One of the silliest arguments in the bike universe -- bike lanes, pro or con -- has flared up again. As is typical for this day and age, the current flare-up involves Portland, Oregon, the poster child among cities for implementation of bike lanes and the favorite target of facilities-averse 'vehicular cyclists.'
Last fall two Portland riders were crushed by right-turning trucks. Both riders had been positioned in Portland's ubiquitous bike lanes before the incidents. People who spend a lot of time and energy hating bike lanes immediately incorporated the tragedies into their diatribes. Deaths that were already relatively high-profile locally-- in most other cities the victims would have passed without much notice at all, while in Portland their deaths were the focus of cyclists and non-cyclists alike -- became fodder for rabid anti-facilities refuseniks thousands of miles away. Such silliness has recently been pushed to a new level by John Schubert in his column in Adventure Cyclist magazine.Adventure Cyclist is not available on-line, but you can download the article by visiting BikePortland's commentary about it.
In a column titled "Portland's Agony," Schubert's main thrust is given in the subtitle: "Two cyclists died as a result of poorly-designed traffic control devices." In other words, blame the bike lanes. In this view, all the problems of bicycling traffic safety can be solved with paint thinner.
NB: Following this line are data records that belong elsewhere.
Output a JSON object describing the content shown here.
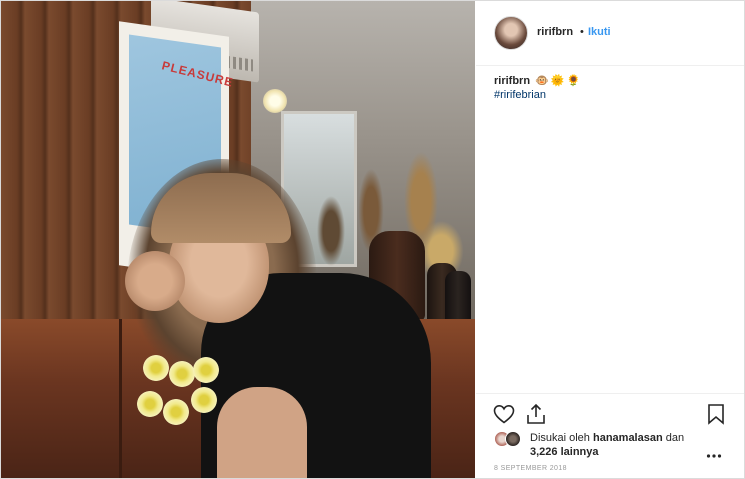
{
  "post": {
    "username": "ririfbrn",
    "separator": "•",
    "follow_label": "Ikuti",
    "caption": {
      "username": "ririfbrn",
      "emojis": [
        "🐵",
        "🌞",
        "🌻"
      ],
      "hashtag": "#ririfebrian"
    },
    "likes": {
      "prefix": "Disukai oleh",
      "user": "hanamalasan",
      "connector": "dan",
      "others": "3,226 lainnya"
    },
    "date": "8 SEPTEMBER 2018",
    "photo_text": "PLEASURE"
  },
  "icons": {
    "like": "heart-icon",
    "share": "share-icon",
    "save": "bookmark-icon",
    "more": "more-options-icon"
  },
  "colors": {
    "link": "#3897f0",
    "hashtag": "#003569",
    "text": "#262626",
    "muted": "#999999"
  }
}
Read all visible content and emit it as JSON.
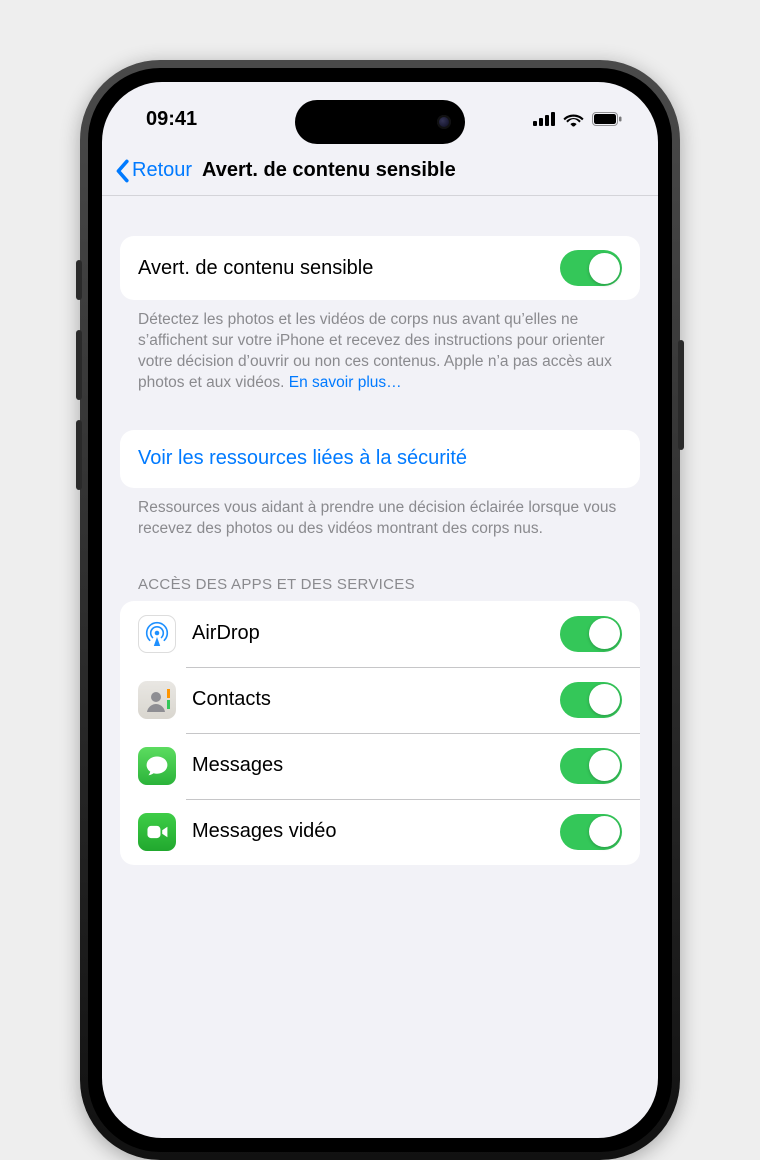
{
  "status": {
    "time": "09:41"
  },
  "nav": {
    "back": "Retour",
    "title": "Avert. de contenu sensible"
  },
  "main": {
    "toggle_label": "Avert. de contenu sensible",
    "toggle_on": true,
    "description": "Détectez les photos et les vidéos de corps nus avant qu’elles ne s’affichent sur votre iPhone et recevez des instructions pour orienter votre décision d’ouvrir ou non ces contenus. Apple n’a pas accès aux photos et aux vidéos. ",
    "learn_more": "En savoir plus…"
  },
  "resources": {
    "link": "Voir les ressources liées à la sécurité",
    "footer": "Ressources vous aidant à prendre une décision éclairée lorsque vous recevez des photos ou des vidéos montrant des corps nus."
  },
  "apps": {
    "header": "ACCÈS DES APPS ET DES SERVICES",
    "items": [
      {
        "name": "AirDrop",
        "icon": "airdrop-icon",
        "on": true
      },
      {
        "name": "Contacts",
        "icon": "contacts-icon",
        "on": true
      },
      {
        "name": "Messages",
        "icon": "messages-icon",
        "on": true
      },
      {
        "name": "Messages vidéo",
        "icon": "facetime-icon",
        "on": true
      }
    ]
  }
}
I wrote previously about the deaths of Tracey Sparling ('I HAD MY HAZARDS ON') and Brett Jarolimek (36 FEET) and tried to relate that there are often subtle contributing factors in such incidents that aren't immediately apparent and may never become so. Often the causal factors that emerge are different than those imagined in our first knee-jerk reactions to news of the event: what seems obvious often isn't. In these particular incidents, for instance, one of the victims may have been lured into a fatal position by a cement truck sitting parked with its hazards on for over a minute; the other victim was rolling fast toward a trash truck that he may not have been able to see due to an obstructed line of sight. To claim outright that these very different incidents that occurred on very different roads can both be pinned on bike lanes, and leave it at that, is amazingly short-sighted or disingenuous. Of course bike lanes may have contributed to these tragedies, but to imply that such things won't happen on streets without bike lanes is highly irresponsible. Riders have been known to park in blind spots and pass on the right and enter intersections at high speed anywhere there is space to do it, no bike lane required.
Portland's Agony? Indeed, if bike lanes are as dangerous as some insist, Portland should have an elevated number of cyclist fatalities to match its elevated number of bike lanes and elevated number of cyclists. There should be constant carnage on the streets of PDX. But, as Roger Geller, the city's bike coordinator, aptly points out in his answer to Schubert, that doesn't seem to be the case. Portland doesn't seem to have an unusually high number of fatalities. In fact, according to Geller, the accident rate for Portland cyclists is dropping 'precipitously' as the cycling population grows.
Meanwhile, cyclists all over get hit by cars while riding on non-bike-laned streets, at a much greater frequency than incidents involving bike lanes. Of course you won't hear Schubert or his compadres moaning about these non-bike-laned streets somehow causing the deaths of those who get run over while riding on them -- only bike lanes do that.
The danger of bike lanes has been greatly exagerrated by some. The whole issue is far less consequential for cyclists than Schubert and others would have you believe, in my opinion. That said, I agree with Schubert that bike lanes are generally inappropriate for a crowded and tight downtown area like Portland's. I don't think they help matters and believe Portland cyclists would be better off with a system of large 'sharrows' installed in the middle of the street, like those in Santa Fe, NM. Outside downtown it's a different matter.